═════ Records for processing
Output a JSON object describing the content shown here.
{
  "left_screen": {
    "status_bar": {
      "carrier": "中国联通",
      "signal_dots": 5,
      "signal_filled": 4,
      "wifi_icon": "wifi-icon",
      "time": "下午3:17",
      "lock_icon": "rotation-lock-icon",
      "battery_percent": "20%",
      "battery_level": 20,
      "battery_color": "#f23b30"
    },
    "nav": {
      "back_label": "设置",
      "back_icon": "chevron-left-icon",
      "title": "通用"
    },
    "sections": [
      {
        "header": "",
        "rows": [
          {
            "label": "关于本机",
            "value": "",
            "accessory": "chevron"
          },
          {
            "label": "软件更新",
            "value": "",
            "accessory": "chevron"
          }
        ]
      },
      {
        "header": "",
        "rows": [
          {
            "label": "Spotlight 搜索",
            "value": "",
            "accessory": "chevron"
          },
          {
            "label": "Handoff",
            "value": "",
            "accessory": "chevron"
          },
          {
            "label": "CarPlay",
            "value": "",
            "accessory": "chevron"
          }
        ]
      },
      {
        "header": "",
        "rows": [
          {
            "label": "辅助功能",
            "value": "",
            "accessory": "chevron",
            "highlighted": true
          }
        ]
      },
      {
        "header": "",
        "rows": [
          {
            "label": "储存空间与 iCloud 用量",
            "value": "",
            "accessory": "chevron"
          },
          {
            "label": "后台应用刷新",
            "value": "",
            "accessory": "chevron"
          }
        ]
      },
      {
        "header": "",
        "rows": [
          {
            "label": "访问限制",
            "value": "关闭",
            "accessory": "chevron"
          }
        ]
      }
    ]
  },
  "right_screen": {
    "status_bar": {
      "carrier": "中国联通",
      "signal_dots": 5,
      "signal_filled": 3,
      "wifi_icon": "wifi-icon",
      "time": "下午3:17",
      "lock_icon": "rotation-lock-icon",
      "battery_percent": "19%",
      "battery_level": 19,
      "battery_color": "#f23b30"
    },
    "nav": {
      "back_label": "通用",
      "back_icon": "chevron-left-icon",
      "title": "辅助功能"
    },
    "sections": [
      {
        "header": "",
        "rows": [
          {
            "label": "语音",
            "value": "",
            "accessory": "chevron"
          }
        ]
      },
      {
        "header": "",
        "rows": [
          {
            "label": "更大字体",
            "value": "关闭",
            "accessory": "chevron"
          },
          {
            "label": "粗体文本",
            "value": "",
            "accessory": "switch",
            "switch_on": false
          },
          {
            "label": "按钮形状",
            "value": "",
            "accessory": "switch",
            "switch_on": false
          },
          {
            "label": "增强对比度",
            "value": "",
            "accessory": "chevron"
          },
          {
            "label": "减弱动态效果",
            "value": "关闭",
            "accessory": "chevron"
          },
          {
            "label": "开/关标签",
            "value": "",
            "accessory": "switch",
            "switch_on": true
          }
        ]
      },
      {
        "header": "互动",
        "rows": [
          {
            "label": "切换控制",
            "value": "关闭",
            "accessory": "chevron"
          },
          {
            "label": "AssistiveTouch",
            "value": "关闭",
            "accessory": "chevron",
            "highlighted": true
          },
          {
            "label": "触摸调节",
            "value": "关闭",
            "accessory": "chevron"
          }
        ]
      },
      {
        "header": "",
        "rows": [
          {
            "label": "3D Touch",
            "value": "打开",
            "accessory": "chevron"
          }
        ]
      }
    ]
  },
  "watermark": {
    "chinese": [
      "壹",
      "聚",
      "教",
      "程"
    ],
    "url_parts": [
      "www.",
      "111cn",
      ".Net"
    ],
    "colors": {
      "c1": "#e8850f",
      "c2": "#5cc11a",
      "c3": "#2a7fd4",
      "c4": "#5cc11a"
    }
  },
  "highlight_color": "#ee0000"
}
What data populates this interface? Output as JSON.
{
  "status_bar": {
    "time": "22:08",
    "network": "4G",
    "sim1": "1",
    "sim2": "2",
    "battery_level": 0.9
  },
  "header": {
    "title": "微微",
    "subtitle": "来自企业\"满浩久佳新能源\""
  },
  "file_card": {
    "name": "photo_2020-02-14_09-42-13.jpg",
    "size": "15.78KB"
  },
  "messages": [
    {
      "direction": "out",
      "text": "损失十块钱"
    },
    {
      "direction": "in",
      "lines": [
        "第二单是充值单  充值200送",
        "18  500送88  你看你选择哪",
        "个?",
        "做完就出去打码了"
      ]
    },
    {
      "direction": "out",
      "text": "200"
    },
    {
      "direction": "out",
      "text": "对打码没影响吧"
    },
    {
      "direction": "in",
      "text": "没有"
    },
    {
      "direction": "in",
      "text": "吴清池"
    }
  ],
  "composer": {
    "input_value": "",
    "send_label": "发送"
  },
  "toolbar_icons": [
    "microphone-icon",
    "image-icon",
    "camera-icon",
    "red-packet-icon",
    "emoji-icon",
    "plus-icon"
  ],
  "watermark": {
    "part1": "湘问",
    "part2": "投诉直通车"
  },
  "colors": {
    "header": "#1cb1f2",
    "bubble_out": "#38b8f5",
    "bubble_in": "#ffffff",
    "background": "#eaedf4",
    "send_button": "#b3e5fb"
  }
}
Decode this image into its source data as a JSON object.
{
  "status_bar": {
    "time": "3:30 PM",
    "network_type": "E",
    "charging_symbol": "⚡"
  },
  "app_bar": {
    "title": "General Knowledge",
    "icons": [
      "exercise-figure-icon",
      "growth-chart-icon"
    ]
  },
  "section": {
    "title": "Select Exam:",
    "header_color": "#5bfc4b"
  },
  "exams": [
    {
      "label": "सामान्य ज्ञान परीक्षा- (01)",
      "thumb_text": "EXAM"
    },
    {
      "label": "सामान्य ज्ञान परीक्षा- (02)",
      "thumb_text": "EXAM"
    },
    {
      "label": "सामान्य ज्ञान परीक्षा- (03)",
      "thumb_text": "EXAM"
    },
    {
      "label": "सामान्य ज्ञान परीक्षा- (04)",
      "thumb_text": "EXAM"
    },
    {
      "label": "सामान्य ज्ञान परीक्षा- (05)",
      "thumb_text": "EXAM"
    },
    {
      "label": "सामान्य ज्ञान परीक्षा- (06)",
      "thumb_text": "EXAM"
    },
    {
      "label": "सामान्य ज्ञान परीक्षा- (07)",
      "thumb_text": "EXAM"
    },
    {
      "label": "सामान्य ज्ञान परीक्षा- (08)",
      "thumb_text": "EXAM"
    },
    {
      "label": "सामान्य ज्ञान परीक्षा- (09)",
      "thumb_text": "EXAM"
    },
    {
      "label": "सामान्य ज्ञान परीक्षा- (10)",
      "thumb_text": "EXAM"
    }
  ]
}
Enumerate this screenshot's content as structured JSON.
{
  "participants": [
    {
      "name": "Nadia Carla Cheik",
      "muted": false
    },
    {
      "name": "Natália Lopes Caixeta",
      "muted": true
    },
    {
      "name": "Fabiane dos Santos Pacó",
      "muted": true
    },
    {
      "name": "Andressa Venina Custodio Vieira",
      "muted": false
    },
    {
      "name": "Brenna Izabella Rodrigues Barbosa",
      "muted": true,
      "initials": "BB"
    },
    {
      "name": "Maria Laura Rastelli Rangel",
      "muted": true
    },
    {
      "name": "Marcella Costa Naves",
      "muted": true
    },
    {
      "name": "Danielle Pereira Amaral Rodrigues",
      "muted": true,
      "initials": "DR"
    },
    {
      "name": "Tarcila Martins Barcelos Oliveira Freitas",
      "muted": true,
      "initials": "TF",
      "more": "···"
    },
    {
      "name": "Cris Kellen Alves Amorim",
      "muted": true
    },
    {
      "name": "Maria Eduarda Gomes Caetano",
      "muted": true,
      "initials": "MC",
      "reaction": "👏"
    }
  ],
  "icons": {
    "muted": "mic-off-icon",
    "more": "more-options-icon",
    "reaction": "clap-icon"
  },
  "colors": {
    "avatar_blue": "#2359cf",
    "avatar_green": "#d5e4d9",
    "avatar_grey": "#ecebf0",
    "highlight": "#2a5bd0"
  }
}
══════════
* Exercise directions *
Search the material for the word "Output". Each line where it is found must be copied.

* Answer box *
Output a JSON object describing the content shown here.
What data populates this interface? Output as JSON.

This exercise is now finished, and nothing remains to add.